She falls asleep at the table
in the clamoring, crowded room.
No one notices.
She wakes, startled.
Everything is the same.                                                        
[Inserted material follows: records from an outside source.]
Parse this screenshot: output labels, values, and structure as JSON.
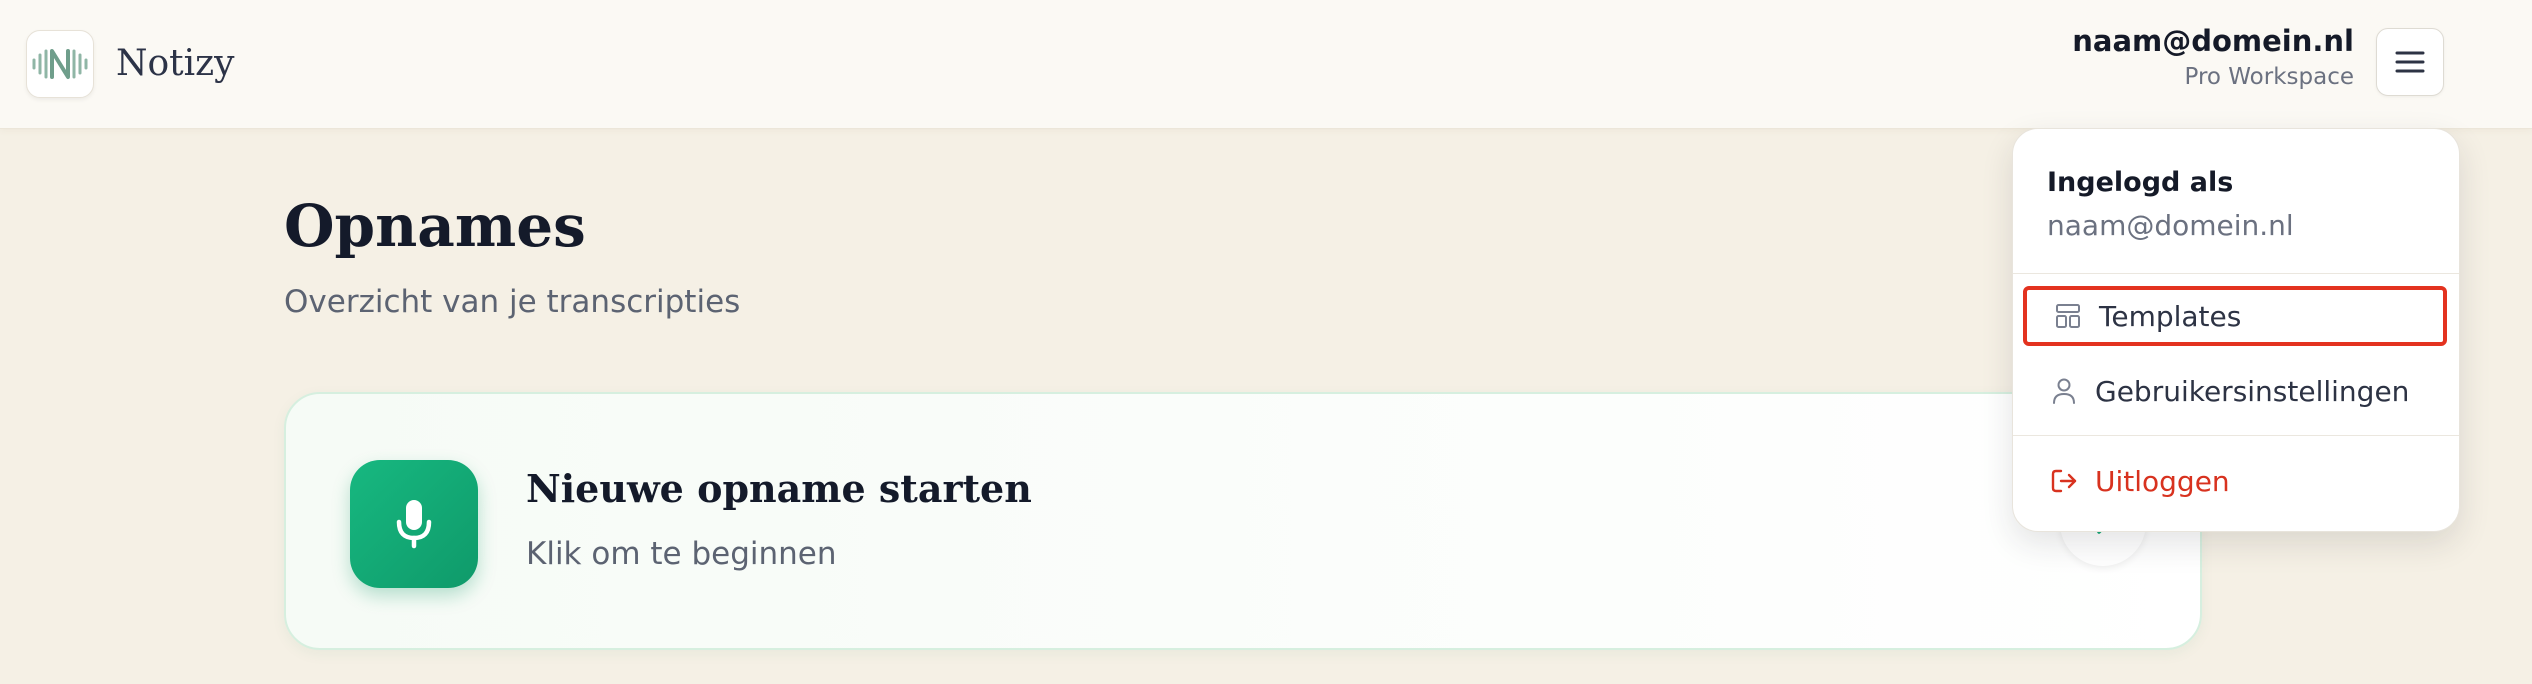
{
  "app": {
    "name": "Notizy"
  },
  "header": {
    "user_email": "naam@domein.nl",
    "user_plan": "Pro Workspace"
  },
  "main": {
    "title": "Opnames",
    "subtitle": "Overzicht van je transcripties",
    "record_card": {
      "title": "Nieuwe opname starten",
      "subtitle": "Klik om te beginnen"
    }
  },
  "dropdown": {
    "logged_in_label": "Ingelogd als",
    "logged_in_email": "naam@domein.nl",
    "items": [
      {
        "label": "Templates",
        "icon": "layout-template-icon"
      },
      {
        "label": "Gebruikersinstellingen",
        "icon": "user-icon"
      }
    ],
    "logout_label": "Uitloggen",
    "logout_icon": "logout-icon"
  },
  "colors": {
    "accent_green": "#12a876",
    "danger_red": "#d8321f",
    "highlight_red": "#e3321f",
    "background": "#f5f0e5"
  }
}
Accourding to Mytili Jagannathan: From: mytilij@dept.english.upenn.edu (Mytili Jagannathan) Date: Mon, 16 Aug 1999 16:08:03 -0400 (EDT) Heather, Been reading "A Map of Some Unhappiness" (great title, btw) and I'm intrigued. The poem seems to hover over the outlines of relationship, risk, refusal. I like how you use space in this poem (and in many of your poems, incidentally) -- the two women studying on opposite sides of the room, also interesting that they're studying ancient languages, another spatial/temporal remove (of course I'm assuming she's not studying modern Greek!). And I really like "our shoulders cliffs, no longer a place to lean/but a sharp edge, a place to plunge from". So the movement from pride to rage to regret seems to work for me, and I like how the poem opens out to acknowledge the unhappiness as a "type" shared by others in the city. The confusion of a woman having romantic feelings for a female friend, either not reciprocated or not risked, thus the boundaries of the friendship become more closed, guarded. It's the last stanza that I'm not sure about. I'm a little let down by "Everything is the same." Maybe I want the poem to be longer, maybe I want to know what she dreams in the "clamoring, crowded room." Or if you want to avoid using dream for overt symbolism, maybe bits of conversation could float in from the clamor. I guess I feel drawn in by the first three stanzas and then shut abruptly out. Curious to hear what you (and others) think... best, Mytili